* [What to produce]
Please give the whole listing again exactly, without any of its pictures.
===============
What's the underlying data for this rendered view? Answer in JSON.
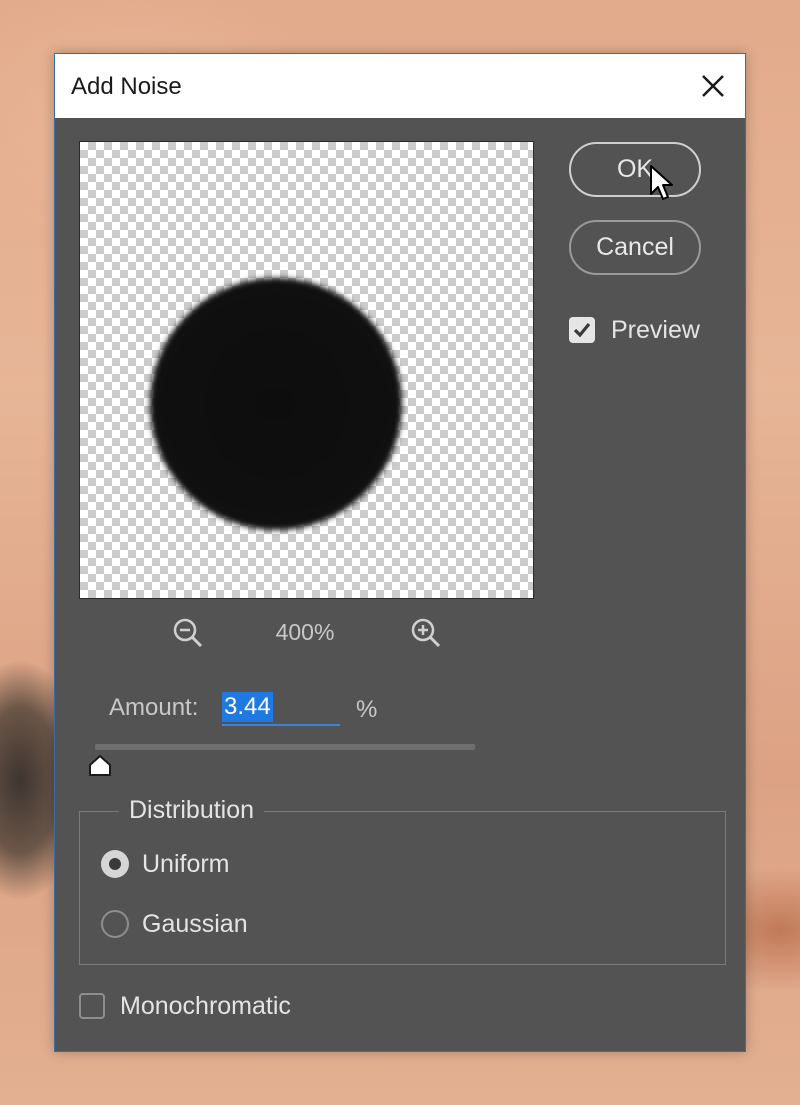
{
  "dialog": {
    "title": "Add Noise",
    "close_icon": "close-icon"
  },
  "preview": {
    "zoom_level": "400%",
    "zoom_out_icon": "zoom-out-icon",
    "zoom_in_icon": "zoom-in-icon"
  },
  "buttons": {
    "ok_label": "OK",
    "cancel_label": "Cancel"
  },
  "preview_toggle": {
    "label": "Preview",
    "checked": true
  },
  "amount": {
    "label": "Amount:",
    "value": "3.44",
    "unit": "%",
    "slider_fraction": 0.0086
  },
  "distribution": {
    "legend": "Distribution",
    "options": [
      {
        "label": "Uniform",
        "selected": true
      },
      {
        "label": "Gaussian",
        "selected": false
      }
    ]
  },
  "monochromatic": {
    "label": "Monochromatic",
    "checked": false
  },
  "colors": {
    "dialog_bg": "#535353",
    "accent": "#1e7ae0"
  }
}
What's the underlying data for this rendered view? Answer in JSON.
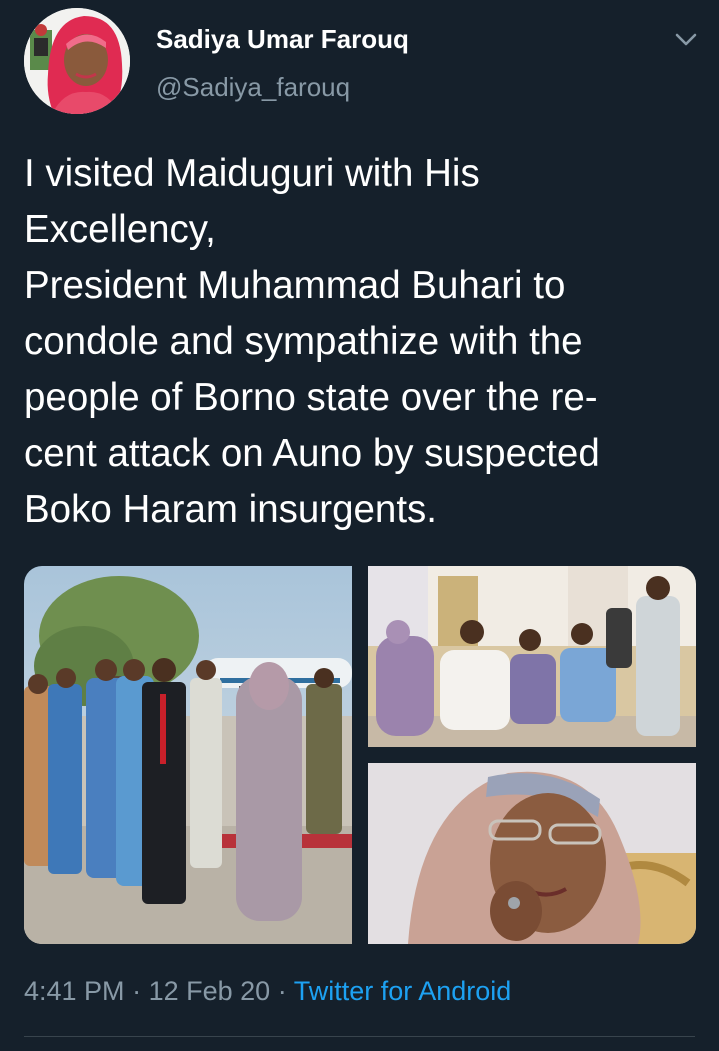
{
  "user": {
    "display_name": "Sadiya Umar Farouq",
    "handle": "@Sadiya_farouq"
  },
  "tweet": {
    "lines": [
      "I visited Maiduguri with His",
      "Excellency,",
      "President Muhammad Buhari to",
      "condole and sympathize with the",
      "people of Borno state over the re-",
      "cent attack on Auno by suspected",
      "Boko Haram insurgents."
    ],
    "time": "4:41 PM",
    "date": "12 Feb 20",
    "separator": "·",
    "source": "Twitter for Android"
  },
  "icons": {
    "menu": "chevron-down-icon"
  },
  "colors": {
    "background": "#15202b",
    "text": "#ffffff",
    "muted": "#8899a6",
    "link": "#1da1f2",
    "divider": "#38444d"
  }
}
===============
* [Expected output]
What's the underlying data for this rendered view? Answer in JSON.
{
  "dialog": {
    "title": "Add Noise",
    "close_icon": "close-icon"
  },
  "preview": {
    "zoom_level": "400%",
    "zoom_out_icon": "zoom-out-icon",
    "zoom_in_icon": "zoom-in-icon"
  },
  "buttons": {
    "ok_label": "OK",
    "cancel_label": "Cancel"
  },
  "preview_toggle": {
    "label": "Preview",
    "checked": true
  },
  "amount": {
    "label": "Amount:",
    "value": "3.44",
    "unit": "%",
    "slider_fraction": 0.0086
  },
  "distribution": {
    "legend": "Distribution",
    "options": [
      {
        "label": "Uniform",
        "selected": true
      },
      {
        "label": "Gaussian",
        "selected": false
      }
    ]
  },
  "monochromatic": {
    "label": "Monochromatic",
    "checked": false
  },
  "colors": {
    "dialog_bg": "#535353",
    "accent": "#1e7ae0"
  }
}
What's the underlying data for this rendered view? Answer in JSON.
{
  "user": {
    "display_name": "Sadiya Umar Farouq",
    "handle": "@Sadiya_farouq"
  },
  "tweet": {
    "lines": [
      "I visited Maiduguri with His",
      "Excellency,",
      "President Muhammad Buhari to",
      "condole and sympathize with the",
      "people of Borno state over the re-",
      "cent attack on Auno by suspected",
      "Boko Haram insurgents."
    ],
    "time": "4:41 PM",
    "date": "12 Feb 20",
    "separator": "·",
    "source": "Twitter for Android"
  },
  "icons": {
    "menu": "chevron-down-icon"
  },
  "colors": {
    "background": "#15202b",
    "text": "#ffffff",
    "muted": "#8899a6",
    "link": "#1da1f2",
    "divider": "#38444d"
  }
}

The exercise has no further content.